----- TASK MATERIAL
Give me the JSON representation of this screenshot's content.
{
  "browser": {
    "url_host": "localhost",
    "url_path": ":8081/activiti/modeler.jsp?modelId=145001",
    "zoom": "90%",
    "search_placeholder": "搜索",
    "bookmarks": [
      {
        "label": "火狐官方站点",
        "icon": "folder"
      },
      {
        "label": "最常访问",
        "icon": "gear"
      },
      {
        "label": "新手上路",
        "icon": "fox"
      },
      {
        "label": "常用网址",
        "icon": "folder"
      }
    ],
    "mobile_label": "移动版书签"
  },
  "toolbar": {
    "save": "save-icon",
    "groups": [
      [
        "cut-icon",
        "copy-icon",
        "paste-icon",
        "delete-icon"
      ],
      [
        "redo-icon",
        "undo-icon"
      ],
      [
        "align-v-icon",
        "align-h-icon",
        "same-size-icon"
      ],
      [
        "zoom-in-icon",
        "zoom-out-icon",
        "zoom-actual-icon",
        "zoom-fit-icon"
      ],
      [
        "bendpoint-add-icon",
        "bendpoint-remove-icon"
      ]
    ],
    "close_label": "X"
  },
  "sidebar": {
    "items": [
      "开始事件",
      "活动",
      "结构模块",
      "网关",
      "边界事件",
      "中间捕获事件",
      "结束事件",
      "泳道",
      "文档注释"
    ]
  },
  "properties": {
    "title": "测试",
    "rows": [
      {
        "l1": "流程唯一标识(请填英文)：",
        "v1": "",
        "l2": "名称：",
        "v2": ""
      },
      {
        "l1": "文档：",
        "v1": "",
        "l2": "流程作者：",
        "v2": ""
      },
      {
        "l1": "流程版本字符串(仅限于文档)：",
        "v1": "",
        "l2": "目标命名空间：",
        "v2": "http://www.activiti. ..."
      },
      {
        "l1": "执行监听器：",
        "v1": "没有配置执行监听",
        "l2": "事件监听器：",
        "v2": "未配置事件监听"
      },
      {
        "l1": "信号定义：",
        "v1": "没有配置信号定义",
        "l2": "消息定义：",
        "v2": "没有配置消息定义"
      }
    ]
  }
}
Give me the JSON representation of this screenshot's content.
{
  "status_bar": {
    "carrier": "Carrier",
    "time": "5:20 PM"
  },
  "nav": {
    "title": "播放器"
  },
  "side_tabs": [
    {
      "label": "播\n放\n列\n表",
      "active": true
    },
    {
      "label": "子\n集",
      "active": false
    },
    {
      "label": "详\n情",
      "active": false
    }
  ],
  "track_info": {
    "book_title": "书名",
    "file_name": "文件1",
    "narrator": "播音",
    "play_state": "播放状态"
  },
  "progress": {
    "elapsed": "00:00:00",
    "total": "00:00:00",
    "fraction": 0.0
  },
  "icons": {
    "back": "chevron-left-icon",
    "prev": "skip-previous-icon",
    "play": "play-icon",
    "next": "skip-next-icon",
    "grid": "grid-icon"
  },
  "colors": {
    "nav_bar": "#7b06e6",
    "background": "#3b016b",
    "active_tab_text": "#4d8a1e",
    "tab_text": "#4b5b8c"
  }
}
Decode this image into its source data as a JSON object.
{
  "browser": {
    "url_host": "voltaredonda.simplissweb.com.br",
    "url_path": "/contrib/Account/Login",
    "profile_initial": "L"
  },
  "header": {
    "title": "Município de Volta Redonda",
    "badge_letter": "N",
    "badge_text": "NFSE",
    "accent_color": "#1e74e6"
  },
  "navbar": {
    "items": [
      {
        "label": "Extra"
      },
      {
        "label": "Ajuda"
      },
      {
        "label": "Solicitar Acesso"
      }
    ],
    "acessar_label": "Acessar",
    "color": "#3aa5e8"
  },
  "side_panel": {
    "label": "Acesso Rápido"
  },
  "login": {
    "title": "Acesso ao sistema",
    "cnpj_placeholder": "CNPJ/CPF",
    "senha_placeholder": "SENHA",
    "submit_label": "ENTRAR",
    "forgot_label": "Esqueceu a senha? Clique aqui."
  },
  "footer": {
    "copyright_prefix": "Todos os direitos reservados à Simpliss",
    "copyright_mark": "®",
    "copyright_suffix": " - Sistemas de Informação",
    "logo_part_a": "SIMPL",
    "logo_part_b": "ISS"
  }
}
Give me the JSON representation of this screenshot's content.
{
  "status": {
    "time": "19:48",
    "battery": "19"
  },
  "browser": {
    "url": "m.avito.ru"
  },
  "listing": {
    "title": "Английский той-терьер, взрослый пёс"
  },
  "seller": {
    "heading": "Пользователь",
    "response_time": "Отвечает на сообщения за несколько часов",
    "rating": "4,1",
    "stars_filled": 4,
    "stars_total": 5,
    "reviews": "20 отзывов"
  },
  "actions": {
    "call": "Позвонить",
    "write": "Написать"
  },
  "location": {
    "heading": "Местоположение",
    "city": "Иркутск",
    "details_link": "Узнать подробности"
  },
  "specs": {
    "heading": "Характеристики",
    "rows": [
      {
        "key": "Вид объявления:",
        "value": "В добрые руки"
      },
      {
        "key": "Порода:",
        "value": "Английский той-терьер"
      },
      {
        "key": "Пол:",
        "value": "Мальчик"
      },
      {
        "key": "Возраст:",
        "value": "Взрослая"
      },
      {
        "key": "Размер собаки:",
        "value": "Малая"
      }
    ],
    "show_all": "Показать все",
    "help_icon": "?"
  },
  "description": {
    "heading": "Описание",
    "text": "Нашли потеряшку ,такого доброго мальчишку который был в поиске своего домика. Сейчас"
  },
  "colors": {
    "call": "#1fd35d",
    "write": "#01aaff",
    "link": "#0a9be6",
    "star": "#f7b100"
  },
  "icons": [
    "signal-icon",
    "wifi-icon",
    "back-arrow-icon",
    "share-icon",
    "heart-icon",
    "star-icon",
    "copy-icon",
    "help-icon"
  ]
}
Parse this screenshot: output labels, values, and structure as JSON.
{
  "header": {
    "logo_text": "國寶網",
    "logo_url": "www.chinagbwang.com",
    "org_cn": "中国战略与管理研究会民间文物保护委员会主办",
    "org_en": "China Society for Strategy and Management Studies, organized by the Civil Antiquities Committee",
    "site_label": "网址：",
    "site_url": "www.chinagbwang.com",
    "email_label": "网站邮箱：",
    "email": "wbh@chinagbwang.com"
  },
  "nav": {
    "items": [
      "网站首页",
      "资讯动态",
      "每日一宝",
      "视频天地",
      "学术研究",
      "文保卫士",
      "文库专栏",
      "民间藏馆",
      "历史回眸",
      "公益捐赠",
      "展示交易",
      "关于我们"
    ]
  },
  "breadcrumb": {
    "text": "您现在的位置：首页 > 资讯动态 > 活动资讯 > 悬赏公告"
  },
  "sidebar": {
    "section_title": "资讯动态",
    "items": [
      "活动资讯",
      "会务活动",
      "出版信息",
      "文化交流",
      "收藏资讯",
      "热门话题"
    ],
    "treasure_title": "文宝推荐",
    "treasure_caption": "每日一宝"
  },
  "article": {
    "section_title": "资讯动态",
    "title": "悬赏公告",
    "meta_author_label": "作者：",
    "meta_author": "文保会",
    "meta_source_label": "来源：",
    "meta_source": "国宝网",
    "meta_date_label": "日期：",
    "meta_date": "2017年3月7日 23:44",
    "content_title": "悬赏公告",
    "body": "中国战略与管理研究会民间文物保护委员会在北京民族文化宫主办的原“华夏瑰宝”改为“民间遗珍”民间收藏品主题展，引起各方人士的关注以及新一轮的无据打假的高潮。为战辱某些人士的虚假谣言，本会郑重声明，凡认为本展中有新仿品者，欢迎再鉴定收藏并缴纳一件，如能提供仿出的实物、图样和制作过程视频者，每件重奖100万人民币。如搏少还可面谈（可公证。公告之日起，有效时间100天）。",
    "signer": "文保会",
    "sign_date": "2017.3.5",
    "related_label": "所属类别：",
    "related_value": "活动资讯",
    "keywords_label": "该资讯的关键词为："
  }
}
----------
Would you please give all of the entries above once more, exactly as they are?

Give me the JSON representation of this screenshot's content.
{
  "browser": {
    "url_host": "localhost",
    "url_path": ":8081/activiti/modeler.jsp?modelId=145001",
    "zoom": "90%",
    "search_placeholder": "搜索",
    "bookmarks": [
      {
        "label": "火狐官方站点",
        "icon": "folder"
      },
      {
        "label": "最常访问",
        "icon": "gear"
      },
      {
        "label": "新手上路",
        "icon": "fox"
      },
      {
        "label": "常用网址",
        "icon": "folder"
      }
    ],
    "mobile_label": "移动版书签"
  },
  "toolbar": {
    "save": "save-icon",
    "groups": [
      [
        "cut-icon",
        "copy-icon",
        "paste-icon",
        "delete-icon"
      ],
      [
        "redo-icon",
        "undo-icon"
      ],
      [
        "align-v-icon",
        "align-h-icon",
        "same-size-icon"
      ],
      [
        "zoom-in-icon",
        "zoom-out-icon",
        "zoom-actual-icon",
        "zoom-fit-icon"
      ],
      [
        "bendpoint-add-icon",
        "bendpoint-remove-icon"
      ]
    ],
    "close_label": "X"
  },
  "sidebar": {
    "items": [
      "开始事件",
      "活动",
      "结构模块",
      "网关",
      "边界事件",
      "中间捕获事件",
      "结束事件",
      "泳道",
      "文档注释"
    ]
  },
  "properties": {
    "title": "测试",
    "rows": [
      {
        "l1": "流程唯一标识(请填英文)：",
        "v1": "",
        "l2": "名称：",
        "v2": ""
      },
      {
        "l1": "文档：",
        "v1": "",
        "l2": "流程作者：",
        "v2": ""
      },
      {
        "l1": "流程版本字符串(仅限于文档)：",
        "v1": "",
        "l2": "目标命名空间：",
        "v2": "http://www.activiti. ..."
      },
      {
        "l1": "执行监听器：",
        "v1": "没有配置执行监听",
        "l2": "事件监听器：",
        "v2": "未配置事件监听"
      },
      {
        "l1": "信号定义：",
        "v1": "没有配置信号定义",
        "l2": "消息定义：",
        "v2": "没有配置消息定义"
      }
    ]
  }
}
Give me the JSON representation of this screenshot's content.
{
  "status_bar": {
    "carrier": "Carrier",
    "time": "5:20 PM"
  },
  "nav": {
    "title": "播放器"
  },
  "side_tabs": [
    {
      "label": "播\n放\n列\n表",
      "active": true
    },
    {
      "label": "子\n集",
      "active": false
    },
    {
      "label": "详\n情",
      "active": false
    }
  ],
  "track_info": {
    "book_title": "书名",
    "file_name": "文件1",
    "narrator": "播音",
    "play_state": "播放状态"
  },
  "progress": {
    "elapsed": "00:00:00",
    "total": "00:00:00",
    "fraction": 0.0
  },
  "icons": {
    "back": "chevron-left-icon",
    "prev": "skip-previous-icon",
    "play": "play-icon",
    "next": "skip-next-icon",
    "grid": "grid-icon"
  },
  "colors": {
    "nav_bar": "#7b06e6",
    "background": "#3b016b",
    "active_tab_text": "#4d8a1e",
    "tab_text": "#4b5b8c"
  }
}
Decode this image into its source data as a JSON object.
{
  "browser": {
    "url_host": "voltaredonda.simplissweb.com.br",
    "url_path": "/contrib/Account/Login",
    "profile_initial": "L"
  },
  "header": {
    "title": "Município de Volta Redonda",
    "badge_letter": "N",
    "badge_text": "NFSE",
    "accent_color": "#1e74e6"
  },
  "navbar": {
    "items": [
      {
        "label": "Extra"
      },
      {
        "label": "Ajuda"
      },
      {
        "label": "Solicitar Acesso"
      }
    ],
    "acessar_label": "Acessar",
    "color": "#3aa5e8"
  },
  "side_panel": {
    "label": "Acesso Rápido"
  },
  "login": {
    "title": "Acesso ao sistema",
    "cnpj_placeholder": "CNPJ/CPF",
    "senha_placeholder": "SENHA",
    "submit_label": "ENTRAR",
    "forgot_label": "Esqueceu a senha? Clique aqui."
  },
  "footer": {
    "copyright_prefix": "Todos os direitos reservados à Simpliss",
    "copyright_mark": "®",
    "copyright_suffix": " - Sistemas de Informação",
    "logo_part_a": "SIMPL",
    "logo_part_b": "ISS"
  }
}
Give me the JSON representation of this screenshot's content.
{
  "status": {
    "time": "19:48",
    "battery": "19"
  },
  "browser": {
    "url": "m.avito.ru"
  },
  "listing": {
    "title": "Английский той-терьер, взрослый пёс"
  },
  "seller": {
    "heading": "Пользователь",
    "response_time": "Отвечает на сообщения за несколько часов",
    "rating": "4,1",
    "stars_filled": 4,
    "stars_total": 5,
    "reviews": "20 отзывов"
  },
  "actions": {
    "call": "Позвонить",
    "write": "Написать"
  },
  "location": {
    "heading": "Местоположение",
    "city": "Иркутск",
    "details_link": "Узнать подробности"
  },
  "specs": {
    "heading": "Характеристики",
    "rows": [
      {
        "key": "Вид объявления:",
        "value": "В добрые руки"
      },
      {
        "key": "Порода:",
        "value": "Английский той-терьер"
      },
      {
        "key": "Пол:",
        "value": "Мальчик"
      },
      {
        "key": "Возраст:",
        "value": "Взрослая"
      },
      {
        "key": "Размер собаки:",
        "value": "Малая"
      }
    ],
    "show_all": "Показать все",
    "help_icon": "?"
  },
  "description": {
    "heading": "Описание",
    "text": "Нашли потеряшку ,такого доброго мальчишку который был в поиске своего домика. Сейчас"
  },
  "colors": {
    "call": "#1fd35d",
    "write": "#01aaff",
    "link": "#0a9be6",
    "star": "#f7b100"
  },
  "icons": [
    "signal-icon",
    "wifi-icon",
    "back-arrow-icon",
    "share-icon",
    "heart-icon",
    "star-icon",
    "copy-icon",
    "help-icon"
  ]
}
Parse this screenshot: output labels, values, and structure as JSON.
{
  "header": {
    "logo_text": "國寶網",
    "logo_url": "www.chinagbwang.com",
    "org_cn": "中国战略与管理研究会民间文物保护委员会主办",
    "org_en": "China Society for Strategy and Management Studies, organized by the Civil Antiquities Committee",
    "site_label": "网址：",
    "site_url": "www.chinagbwang.com",
    "email_label": "网站邮箱：",
    "email": "wbh@chinagbwang.com"
  },
  "nav": {
    "items": [
      "网站首页",
      "资讯动态",
      "每日一宝",
      "视频天地",
      "学术研究",
      "文保卫士",
      "文库专栏",
      "民间藏馆",
      "历史回眸",
      "公益捐赠",
      "展示交易",
      "关于我们"
    ]
  },
  "breadcrumb": {
    "text": "您现在的位置：首页 > 资讯动态 > 活动资讯 > 悬赏公告"
  },
  "sidebar": {
    "section_title": "资讯动态",
    "items": [
      "活动资讯",
      "会务活动",
      "出版信息",
      "文化交流",
      "收藏资讯",
      "热门话题"
    ],
    "treasure_title": "文宝推荐",
    "treasure_caption": "每日一宝"
  },
  "article": {
    "section_title": "资讯动态",
    "title": "悬赏公告",
    "meta_author_label": "作者：",
    "meta_author": "文保会",
    "meta_source_label": "来源：",
    "meta_source": "国宝网",
    "meta_date_label": "日期：",
    "meta_date": "2017年3月7日 23:44",
    "content_title": "悬赏公告",
    "body": "中国战略与管理研究会民间文物保护委员会在北京民族文化宫主办的原“华夏瑰宝”改为“民间遗珍”民间收藏品主题展，引起各方人士的关注以及新一轮的无据打假的高潮。为战辱某些人士的虚假谣言，本会郑重声明，凡认为本展中有新仿品者，欢迎再鉴定收藏并缴纳一件，如能提供仿出的实物、图样和制作过程视频者，每件重奖100万人民币。如搏少还可面谈（可公证。公告之日起，有效时间100天）。",
    "signer": "文保会",
    "sign_date": "2017.3.5",
    "related_label": "所属类别：",
    "related_value": "活动资讯",
    "keywords_label": "该资讯的关键词为："
  }
}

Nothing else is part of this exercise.